**Exercise requirements:** Would you copy every line of the listing below that includes the word "link"?

**Input records:**
============

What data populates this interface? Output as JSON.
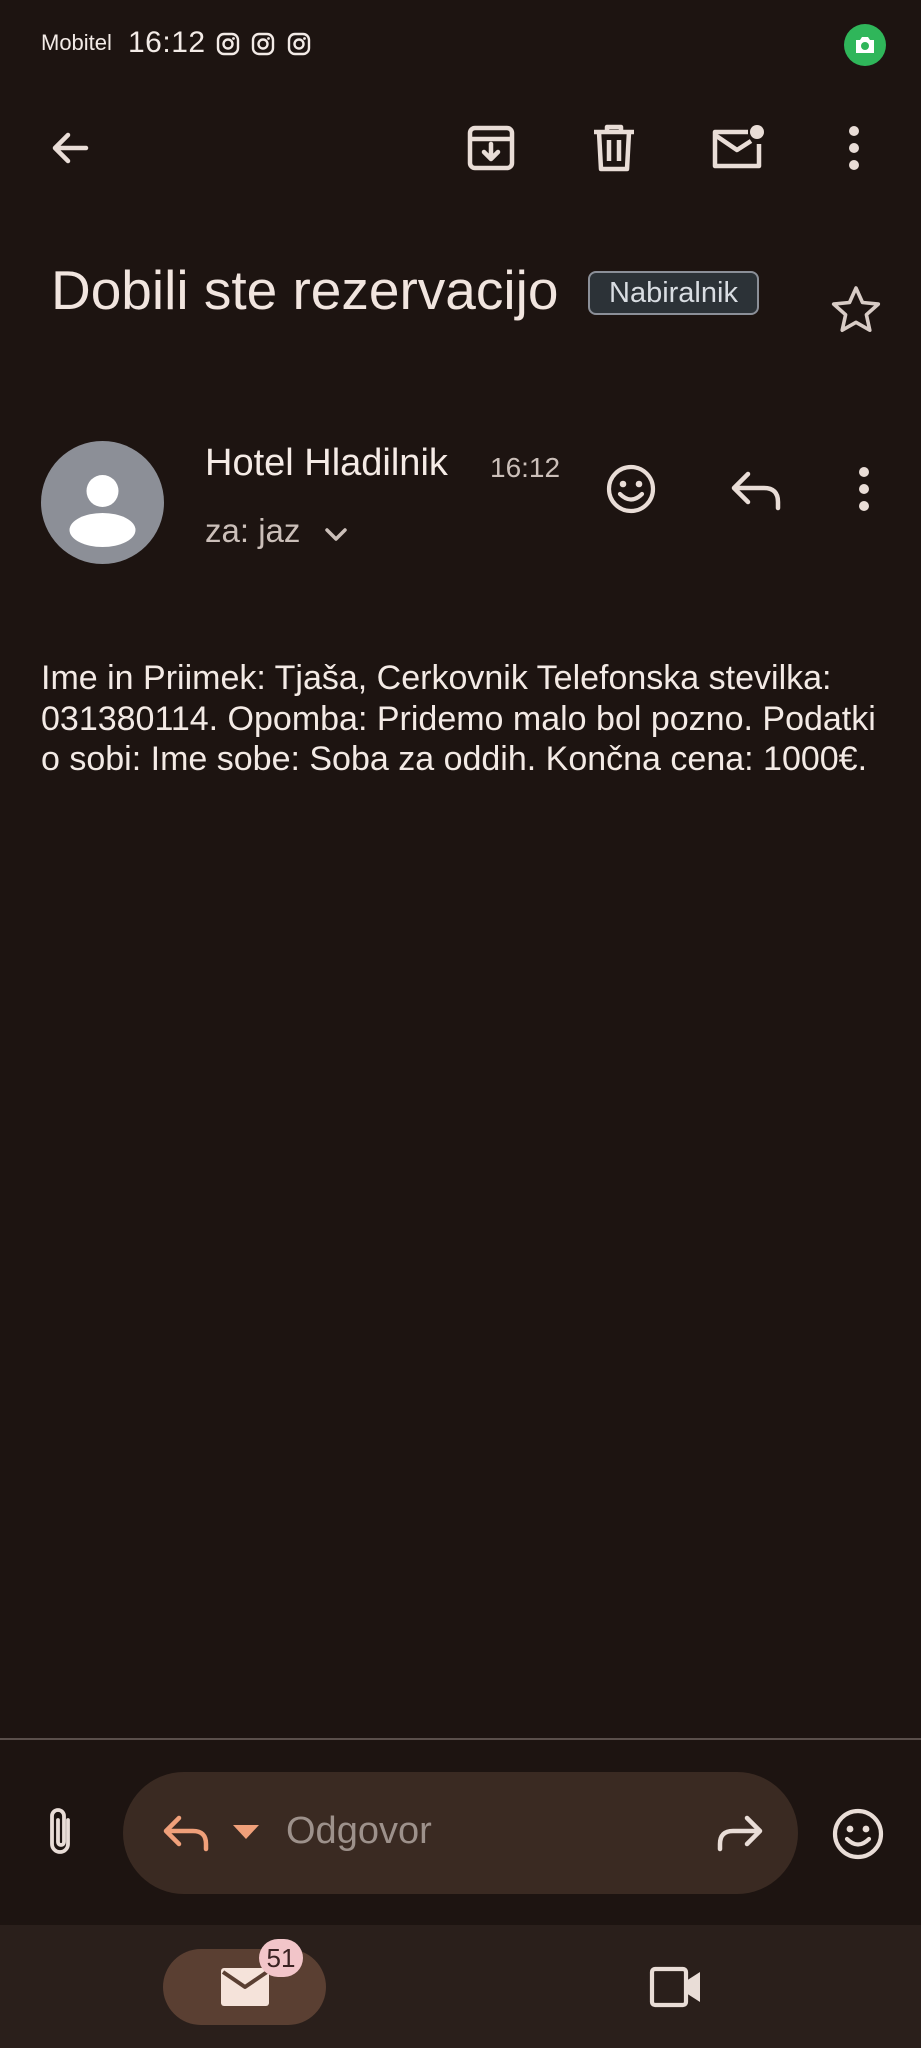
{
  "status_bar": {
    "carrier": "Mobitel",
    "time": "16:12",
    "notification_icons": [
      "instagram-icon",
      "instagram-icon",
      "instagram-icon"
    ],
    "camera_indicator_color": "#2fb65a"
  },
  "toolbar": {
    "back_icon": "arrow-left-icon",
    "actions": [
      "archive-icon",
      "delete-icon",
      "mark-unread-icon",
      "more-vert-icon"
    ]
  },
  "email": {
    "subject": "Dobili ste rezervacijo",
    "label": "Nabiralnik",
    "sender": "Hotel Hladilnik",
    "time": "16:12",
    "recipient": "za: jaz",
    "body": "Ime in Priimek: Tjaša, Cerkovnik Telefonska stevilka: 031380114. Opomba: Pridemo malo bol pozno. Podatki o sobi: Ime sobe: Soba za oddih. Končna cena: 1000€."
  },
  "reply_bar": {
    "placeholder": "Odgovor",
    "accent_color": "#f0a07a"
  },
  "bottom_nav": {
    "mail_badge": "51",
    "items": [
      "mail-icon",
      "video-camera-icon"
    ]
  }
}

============

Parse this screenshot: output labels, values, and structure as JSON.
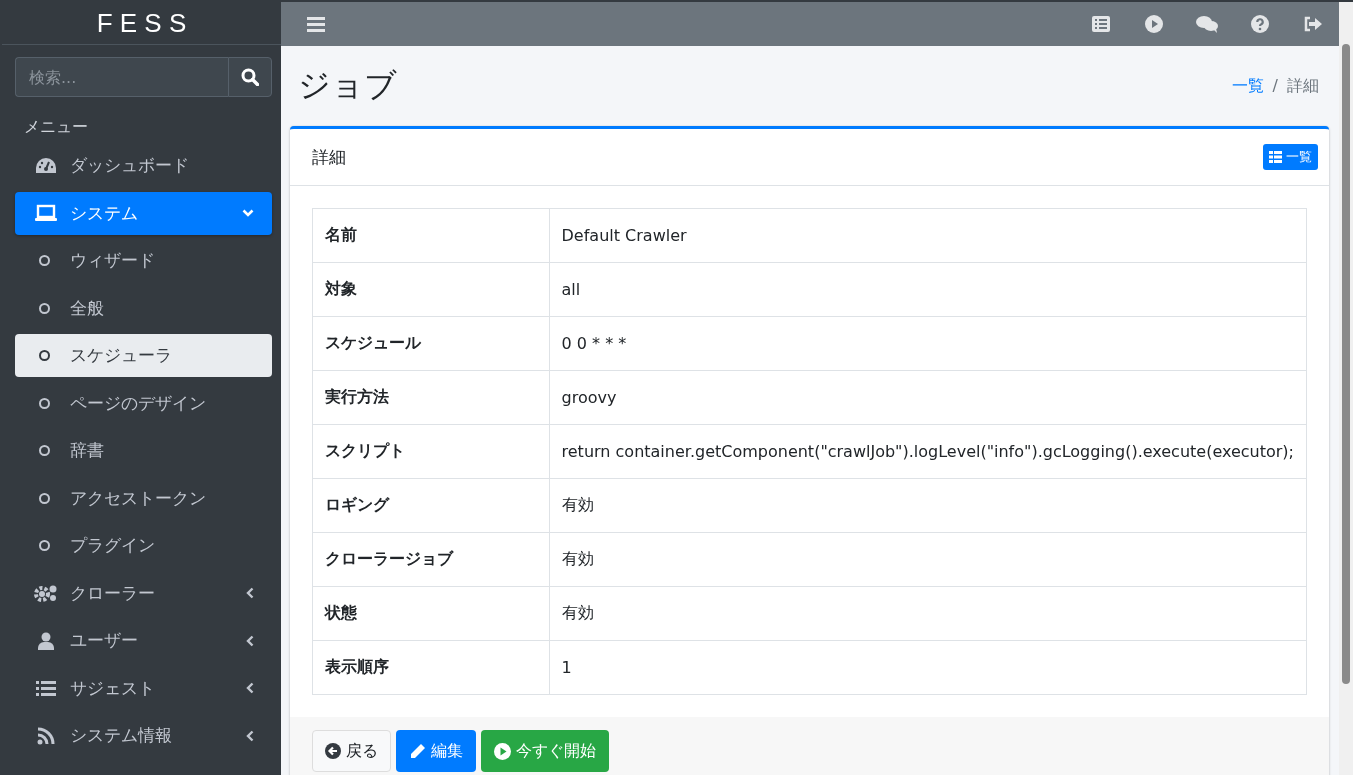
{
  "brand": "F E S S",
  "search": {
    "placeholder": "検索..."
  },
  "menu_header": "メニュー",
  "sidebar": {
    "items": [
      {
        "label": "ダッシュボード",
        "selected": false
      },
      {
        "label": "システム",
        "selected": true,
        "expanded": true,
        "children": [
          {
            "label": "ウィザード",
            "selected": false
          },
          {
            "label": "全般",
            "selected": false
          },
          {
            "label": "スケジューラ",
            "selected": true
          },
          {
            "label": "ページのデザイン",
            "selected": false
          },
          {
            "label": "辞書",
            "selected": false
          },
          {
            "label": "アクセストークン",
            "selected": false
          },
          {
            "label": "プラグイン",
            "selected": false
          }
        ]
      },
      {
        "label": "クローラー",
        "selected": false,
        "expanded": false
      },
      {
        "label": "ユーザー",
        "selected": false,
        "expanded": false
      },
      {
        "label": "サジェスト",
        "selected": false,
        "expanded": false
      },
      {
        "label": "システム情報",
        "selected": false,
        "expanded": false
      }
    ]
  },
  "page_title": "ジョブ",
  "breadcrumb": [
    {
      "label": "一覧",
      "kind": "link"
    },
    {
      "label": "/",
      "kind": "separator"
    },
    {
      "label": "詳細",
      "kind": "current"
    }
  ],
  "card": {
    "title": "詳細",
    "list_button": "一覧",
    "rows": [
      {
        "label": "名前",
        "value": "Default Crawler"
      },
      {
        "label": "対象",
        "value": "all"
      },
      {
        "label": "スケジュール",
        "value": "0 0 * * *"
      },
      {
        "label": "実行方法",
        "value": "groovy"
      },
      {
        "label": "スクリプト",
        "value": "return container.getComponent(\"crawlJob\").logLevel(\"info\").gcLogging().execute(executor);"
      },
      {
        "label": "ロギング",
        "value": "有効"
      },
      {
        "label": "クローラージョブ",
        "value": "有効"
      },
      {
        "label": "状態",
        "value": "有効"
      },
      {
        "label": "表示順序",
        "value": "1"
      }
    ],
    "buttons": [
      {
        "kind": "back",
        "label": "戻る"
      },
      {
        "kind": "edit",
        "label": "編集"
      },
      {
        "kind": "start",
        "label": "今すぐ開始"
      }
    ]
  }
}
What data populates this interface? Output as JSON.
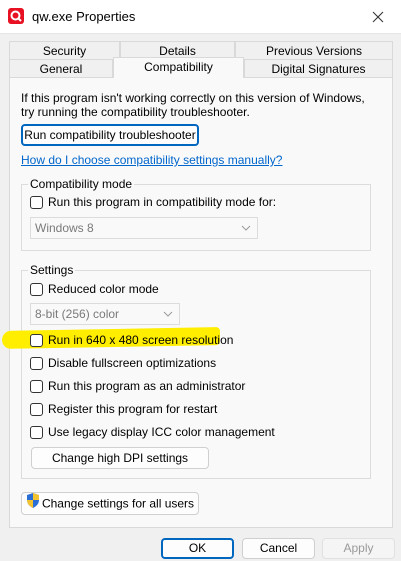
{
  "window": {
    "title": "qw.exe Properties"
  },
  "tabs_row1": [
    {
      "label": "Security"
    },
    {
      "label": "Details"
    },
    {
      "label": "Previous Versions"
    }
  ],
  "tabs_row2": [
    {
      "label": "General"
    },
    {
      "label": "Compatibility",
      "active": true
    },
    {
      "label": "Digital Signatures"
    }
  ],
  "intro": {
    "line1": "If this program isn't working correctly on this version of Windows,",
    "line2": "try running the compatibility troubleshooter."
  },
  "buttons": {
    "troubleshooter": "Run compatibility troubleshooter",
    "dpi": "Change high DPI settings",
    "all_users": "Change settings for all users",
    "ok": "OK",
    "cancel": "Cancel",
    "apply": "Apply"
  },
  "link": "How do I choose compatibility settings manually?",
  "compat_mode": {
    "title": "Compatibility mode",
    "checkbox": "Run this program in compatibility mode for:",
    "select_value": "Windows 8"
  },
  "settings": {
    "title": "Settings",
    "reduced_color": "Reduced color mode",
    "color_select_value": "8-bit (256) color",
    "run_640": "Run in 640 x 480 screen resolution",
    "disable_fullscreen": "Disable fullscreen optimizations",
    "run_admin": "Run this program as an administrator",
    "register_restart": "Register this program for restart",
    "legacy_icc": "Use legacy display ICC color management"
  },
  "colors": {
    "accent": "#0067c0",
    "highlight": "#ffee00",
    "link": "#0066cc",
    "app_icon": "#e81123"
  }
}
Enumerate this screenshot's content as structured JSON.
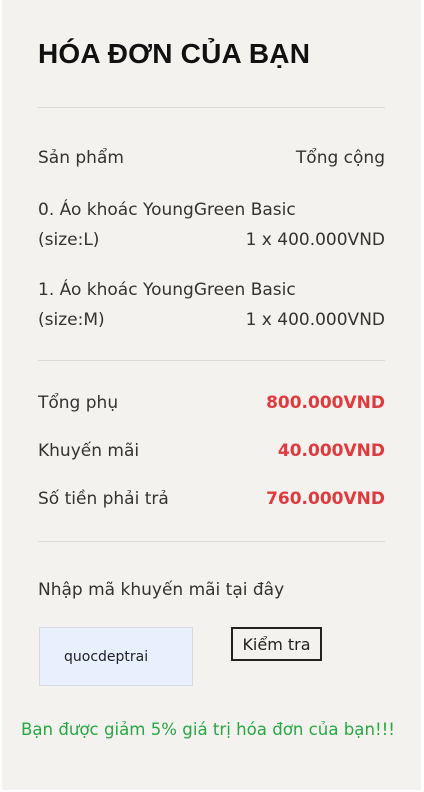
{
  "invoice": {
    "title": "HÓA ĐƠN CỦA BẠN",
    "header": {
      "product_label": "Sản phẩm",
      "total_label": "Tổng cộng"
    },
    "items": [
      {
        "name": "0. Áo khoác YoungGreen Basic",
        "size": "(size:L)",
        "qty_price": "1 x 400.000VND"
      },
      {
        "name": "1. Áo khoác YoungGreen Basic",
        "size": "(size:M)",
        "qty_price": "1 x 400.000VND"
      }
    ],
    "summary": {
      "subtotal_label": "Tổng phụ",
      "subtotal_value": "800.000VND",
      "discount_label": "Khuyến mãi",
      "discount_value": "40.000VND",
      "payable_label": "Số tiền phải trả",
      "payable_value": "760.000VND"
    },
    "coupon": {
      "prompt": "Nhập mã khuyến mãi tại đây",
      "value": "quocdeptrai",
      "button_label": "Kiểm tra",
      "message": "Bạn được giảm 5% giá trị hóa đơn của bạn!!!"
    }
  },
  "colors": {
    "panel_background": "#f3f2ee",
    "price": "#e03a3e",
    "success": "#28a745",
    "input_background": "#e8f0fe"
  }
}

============

**Result of this task:**
      "kind": "link"
  "link": "How do I choose compatibility settings manually?",
    "link": "#0066cc",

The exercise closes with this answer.